wrote about how a Frank Conroy advertorial “essay” in the cruise company’s brochure sought to construct the experience of being on a cruise in a way that anticipated and supplanted the reader’s own experience. The problem Wallace identified was commerce and the fundamental dishonesty of the transaction; still, it was hard not to notice, as a first-time cruise-ship passenger and a repeat Wallace reader, that Wallace himself had supplanted Conroy as the first-and-last word on the experience at hand. There was the cleaning crew endlessly tending the stairways, as promised; there was the “dreamy” sensation of the brain quietly adjusting to the rolling and pitching as one walked. (It felt to me more like being always slightly drunk, with a wooziness and a narrowing of mental focus.) There was the small but powerful shower nozzle and the violent vacuum toilet. There was the “canyon of shadow” on the Cozumel pier between side-by-side megaliners. I walked through our version of that canyon before I had reread that passage, but when I got to that part, there it was, as it had been. Wallace got there first.

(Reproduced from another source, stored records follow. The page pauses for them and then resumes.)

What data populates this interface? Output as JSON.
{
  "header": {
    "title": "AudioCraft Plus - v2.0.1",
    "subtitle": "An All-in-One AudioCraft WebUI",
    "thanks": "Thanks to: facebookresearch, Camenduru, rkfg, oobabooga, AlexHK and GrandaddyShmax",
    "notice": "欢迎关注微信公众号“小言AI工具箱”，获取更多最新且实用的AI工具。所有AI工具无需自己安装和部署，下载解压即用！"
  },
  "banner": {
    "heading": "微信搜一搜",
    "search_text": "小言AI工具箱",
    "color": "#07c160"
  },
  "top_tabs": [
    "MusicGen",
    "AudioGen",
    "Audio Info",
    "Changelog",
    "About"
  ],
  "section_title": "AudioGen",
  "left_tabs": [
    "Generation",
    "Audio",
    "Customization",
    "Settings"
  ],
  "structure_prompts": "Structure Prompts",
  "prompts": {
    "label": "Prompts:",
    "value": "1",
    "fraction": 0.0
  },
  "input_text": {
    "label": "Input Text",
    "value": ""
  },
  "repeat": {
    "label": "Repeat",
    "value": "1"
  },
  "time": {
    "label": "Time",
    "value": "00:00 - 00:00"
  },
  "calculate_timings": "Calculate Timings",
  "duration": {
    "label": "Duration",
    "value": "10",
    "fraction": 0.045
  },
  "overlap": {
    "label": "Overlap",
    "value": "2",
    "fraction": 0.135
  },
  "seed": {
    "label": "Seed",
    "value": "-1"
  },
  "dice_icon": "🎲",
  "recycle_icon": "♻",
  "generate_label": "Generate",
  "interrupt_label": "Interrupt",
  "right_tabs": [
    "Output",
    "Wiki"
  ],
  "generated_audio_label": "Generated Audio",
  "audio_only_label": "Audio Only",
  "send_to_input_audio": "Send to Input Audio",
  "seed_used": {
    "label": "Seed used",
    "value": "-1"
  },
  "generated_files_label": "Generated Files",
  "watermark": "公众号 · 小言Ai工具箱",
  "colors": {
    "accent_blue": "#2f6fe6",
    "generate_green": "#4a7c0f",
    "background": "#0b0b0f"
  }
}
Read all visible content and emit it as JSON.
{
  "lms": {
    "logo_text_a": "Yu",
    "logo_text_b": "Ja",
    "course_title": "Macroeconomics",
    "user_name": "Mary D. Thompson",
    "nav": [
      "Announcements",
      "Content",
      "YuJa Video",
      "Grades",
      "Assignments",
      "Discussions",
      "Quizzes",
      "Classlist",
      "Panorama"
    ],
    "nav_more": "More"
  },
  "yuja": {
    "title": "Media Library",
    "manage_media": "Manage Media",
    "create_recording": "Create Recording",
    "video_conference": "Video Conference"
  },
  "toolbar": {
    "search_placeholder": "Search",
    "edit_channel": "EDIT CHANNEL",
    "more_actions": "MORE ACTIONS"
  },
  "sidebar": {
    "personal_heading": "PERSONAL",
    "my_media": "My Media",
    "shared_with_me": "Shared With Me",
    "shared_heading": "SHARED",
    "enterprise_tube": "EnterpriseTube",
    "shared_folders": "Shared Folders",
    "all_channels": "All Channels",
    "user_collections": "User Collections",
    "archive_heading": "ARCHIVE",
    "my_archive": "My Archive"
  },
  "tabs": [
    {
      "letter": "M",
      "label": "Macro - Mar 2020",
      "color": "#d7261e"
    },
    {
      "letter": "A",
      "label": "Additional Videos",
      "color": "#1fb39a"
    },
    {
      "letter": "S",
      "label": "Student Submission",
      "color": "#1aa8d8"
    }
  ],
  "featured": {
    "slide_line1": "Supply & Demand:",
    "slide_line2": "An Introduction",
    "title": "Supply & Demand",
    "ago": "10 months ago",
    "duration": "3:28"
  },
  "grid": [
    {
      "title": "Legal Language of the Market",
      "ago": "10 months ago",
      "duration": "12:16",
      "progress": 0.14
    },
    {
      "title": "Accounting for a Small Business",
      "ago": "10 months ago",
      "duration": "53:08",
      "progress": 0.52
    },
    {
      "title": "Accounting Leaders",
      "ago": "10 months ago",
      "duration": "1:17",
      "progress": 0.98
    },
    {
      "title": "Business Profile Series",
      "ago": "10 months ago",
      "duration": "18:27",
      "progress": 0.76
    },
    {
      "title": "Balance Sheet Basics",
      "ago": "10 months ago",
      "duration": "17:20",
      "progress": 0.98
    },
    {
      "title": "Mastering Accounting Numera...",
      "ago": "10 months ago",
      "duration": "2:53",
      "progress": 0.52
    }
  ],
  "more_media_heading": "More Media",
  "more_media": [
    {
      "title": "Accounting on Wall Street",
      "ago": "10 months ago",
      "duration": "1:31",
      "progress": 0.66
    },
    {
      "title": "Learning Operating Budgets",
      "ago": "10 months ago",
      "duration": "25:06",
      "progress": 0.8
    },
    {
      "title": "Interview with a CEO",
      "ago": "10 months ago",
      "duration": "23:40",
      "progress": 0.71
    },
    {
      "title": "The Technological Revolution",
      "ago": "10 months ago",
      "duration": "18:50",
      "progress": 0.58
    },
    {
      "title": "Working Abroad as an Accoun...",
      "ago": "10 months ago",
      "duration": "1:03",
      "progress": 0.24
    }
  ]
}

The existential despair, though—well, for all the generosity and bravery with which Wallace sought in his work to wrestle with despair, his engagement with the subject of despair was evidently not a thing to go generalizing from. One should not automatically accept his subjective views as a proxy for one’s own consciousness. That is to say, it’s not really so bad, being on a cruise ship. It’s mostly like a nice seaside hotel, only so close to the seaside that the staff has to make sure you don’t get blown into the waves.

I did feel despair once, when all the waiters had to line up and dance through the dining room to a medley of national anthems and other nationality-themed music, after which they stood on the stairway and sang some Royal Caribbean service theme song. But it was no worse than the feeling of seeing in the Sky Mall catalog, on the flight down, an entry for a product that shines a hot light bulb onto scented wax to produce a scented-candle effect without the fire hazard. Or wandering from one locked-up restaurant to another, on foot on dry land, in the strip malls off Dixie Highway in Fort Lauderdale, trying to find lunch on Thanksgiving Day.

Life has bleak parts. Wallace’s essay is a masterpiece, but it was a bit nonrepresentative of the human experience for Harper’s to have sent him on a cruise ship by himself. Most people go on cruise ships with other people, and that fact informs or defines the whole experience. There was a reason it took me five days onboard to get through rereading a single David Foster Wallace essay; ordinarily, on a cruise ship, it takes considerable effort to be alone.